Principle of Operation of Ejectors

Let’s explore how an Ejector works. Firstly, it is worth noting that Ejectors are also known as Eductors, Surface Jet Pumps, Venturi’s or Velocity Spools. The operating principle is common to all, regardless of name.


Based upon Bernoulli’s Principle, as the velocity of a fluid increases, its pressure decreases, and vice versa.


An Ejector works by accelerating a high pressure stream (the ‘motive’) through a nozzle, converting the pressure energy into velocity. Around the nozzle tip, where velocity is highest, a low pressure region is created. This is often called the suction chamber of the Ejector. Where the pressure in this region is lower than the pressure of the suction fluid connected to the Ejector side-inlet or ‘suction branch’, it will be entrained/sucked into the body of the Ejector. The two fluid streams then travel through the diffuser section of the Ejector, where velocity is decreased as a result of the diverging geometry and pressure is regained.

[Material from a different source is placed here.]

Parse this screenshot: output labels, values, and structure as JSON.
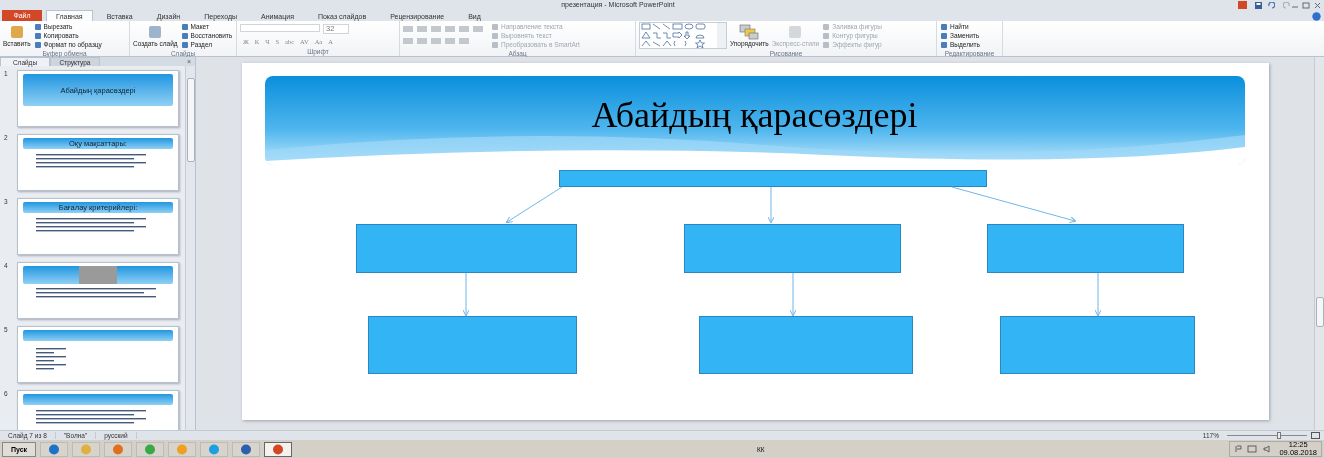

Importantly, the low pressure suction stream experiences a pressure increase/compression, whilst the motive stream sees a decrease in pressure, as some of its energy has been used to ‘do work’ on the suction stream. The resultant discharge pressure is therefore somewhere between the motive and suction pressures.

Ejectors are pipeline mounted devices and can be manufactured in almost any material to suit the process conditions. They have 3 connections; Motive, Suction and Discharge.


Learn about the Joule-Thomson Effect and how it affects temperature of fluids through an Ejector.

Ejectors are simple, static devices that use the energy within a high-pressure motive fluid (Gas or Liquid) to entrain and compress a low-pressure suction fluid (Flare Gas) to an intermediate discharge pressure.